> **What you will do**:
Here, the job is to give back every entry below unchanged, omitting pictures.

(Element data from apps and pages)
....................

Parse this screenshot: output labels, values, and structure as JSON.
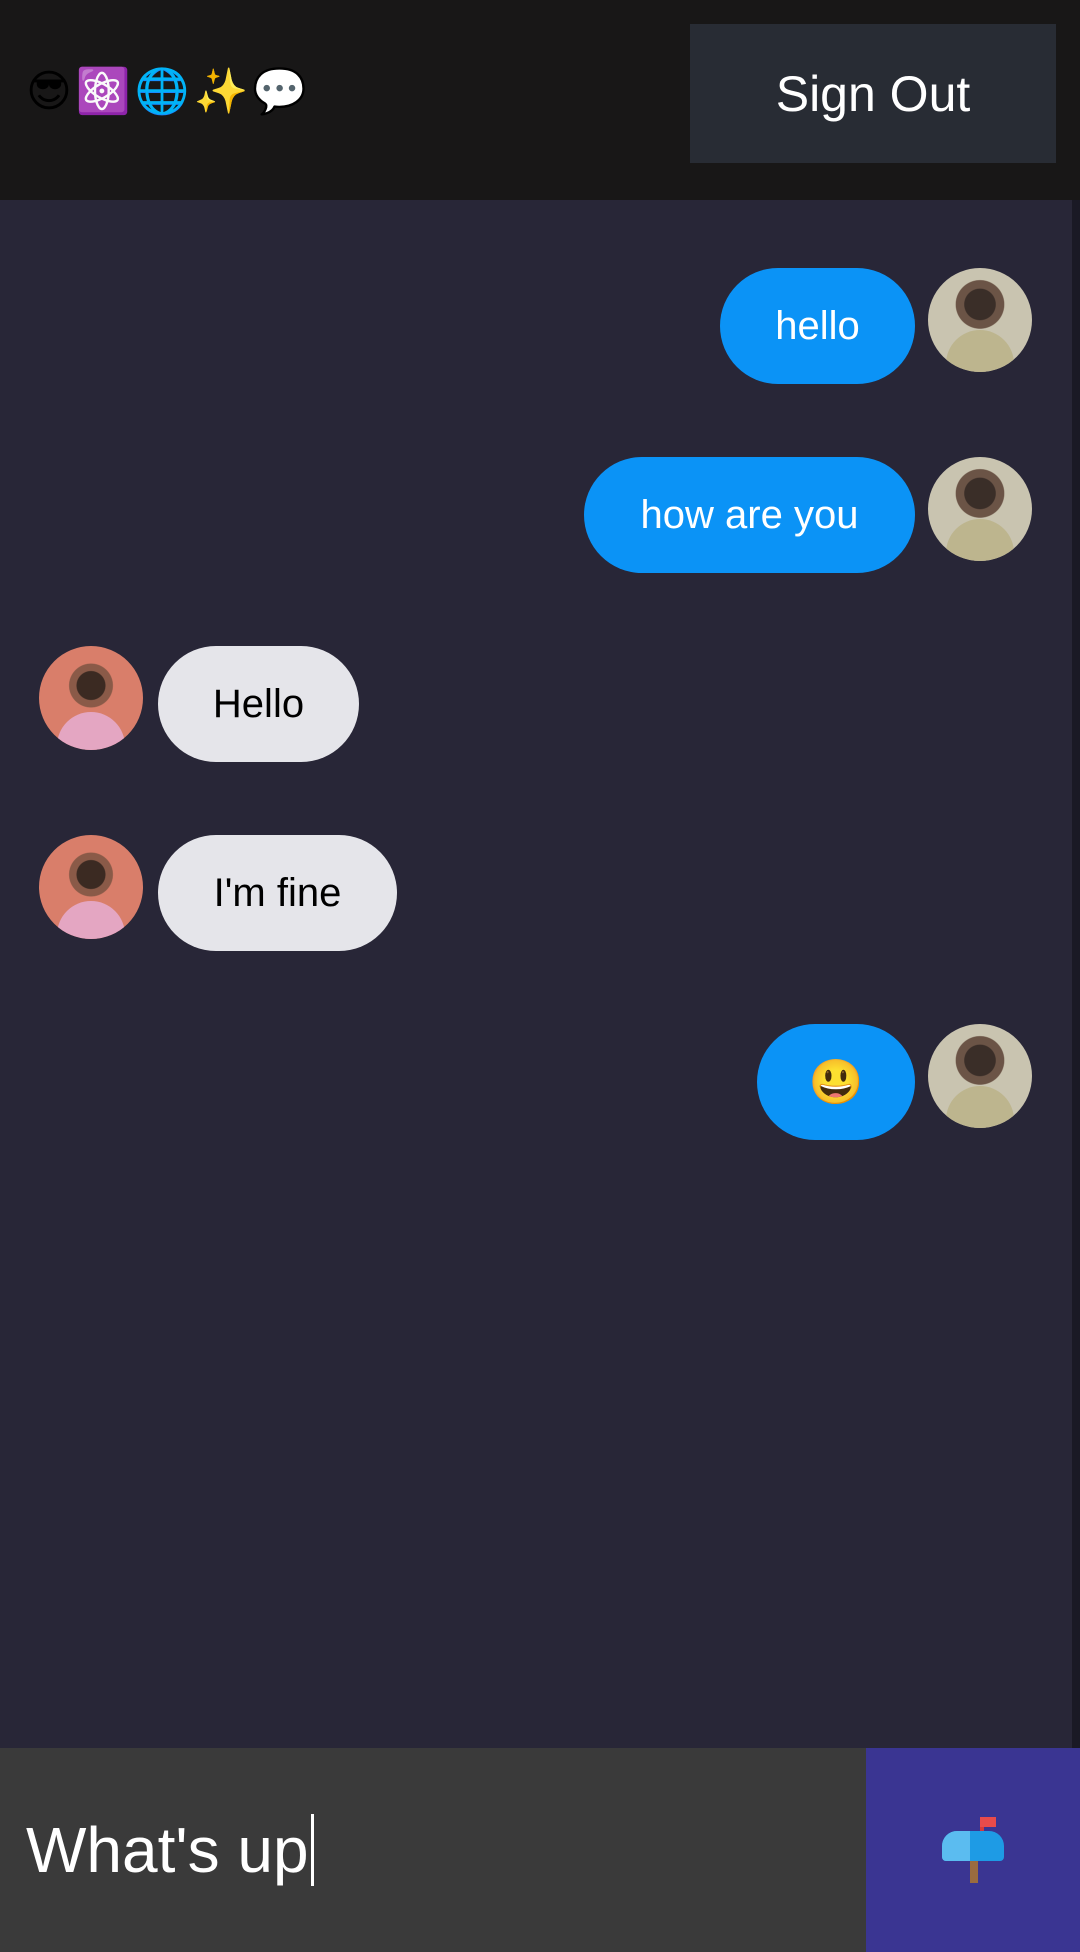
{
  "header": {
    "logo_emojis": [
      "😎",
      "⚛️",
      "🌐",
      "✨",
      "💬"
    ],
    "signout_label": "Sign Out"
  },
  "messages": [
    {
      "side": "sent",
      "text": "hello",
      "avatar": "user-avatar"
    },
    {
      "side": "sent",
      "text": "how are you",
      "avatar": "user-avatar"
    },
    {
      "side": "received",
      "text": "Hello",
      "avatar": "friend-avatar"
    },
    {
      "side": "received",
      "text": "I'm fine",
      "avatar": "friend-avatar"
    },
    {
      "side": "sent",
      "text": "😃",
      "avatar": "user-avatar"
    }
  ],
  "composer": {
    "value": "What's up",
    "send_icon": "mailbox-icon"
  },
  "colors": {
    "sent_bubble": "#0b93f6",
    "received_bubble": "#e5e5ea",
    "background": "#282637",
    "header": "#181717",
    "send_button": "#3a3592"
  }
}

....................

> **Written response**:
Parse this screenshot: output labels, values, and structure as JSON.
{
  "header": {
    "logo_emojis": [
      "😎",
      "⚛️",
      "🌐",
      "✨",
      "💬"
    ],
    "signout_label": "Sign Out"
  },
  "messages": [
    {
      "side": "sent",
      "text": "hello",
      "avatar": "user-avatar"
    },
    {
      "side": "sent",
      "text": "how are you",
      "avatar": "user-avatar"
    },
    {
      "side": "received",
      "text": "Hello",
      "avatar": "friend-avatar"
    },
    {
      "side": "received",
      "text": "I'm fine",
      "avatar": "friend-avatar"
    },
    {
      "side": "sent",
      "text": "😃",
      "avatar": "user-avatar"
    }
  ],
  "composer": {
    "value": "What's up",
    "send_icon": "mailbox-icon"
  },
  "colors": {
    "sent_bubble": "#0b93f6",
    "received_bubble": "#e5e5ea",
    "background": "#282637",
    "header": "#181717",
    "send_button": "#3a3592"
  }
}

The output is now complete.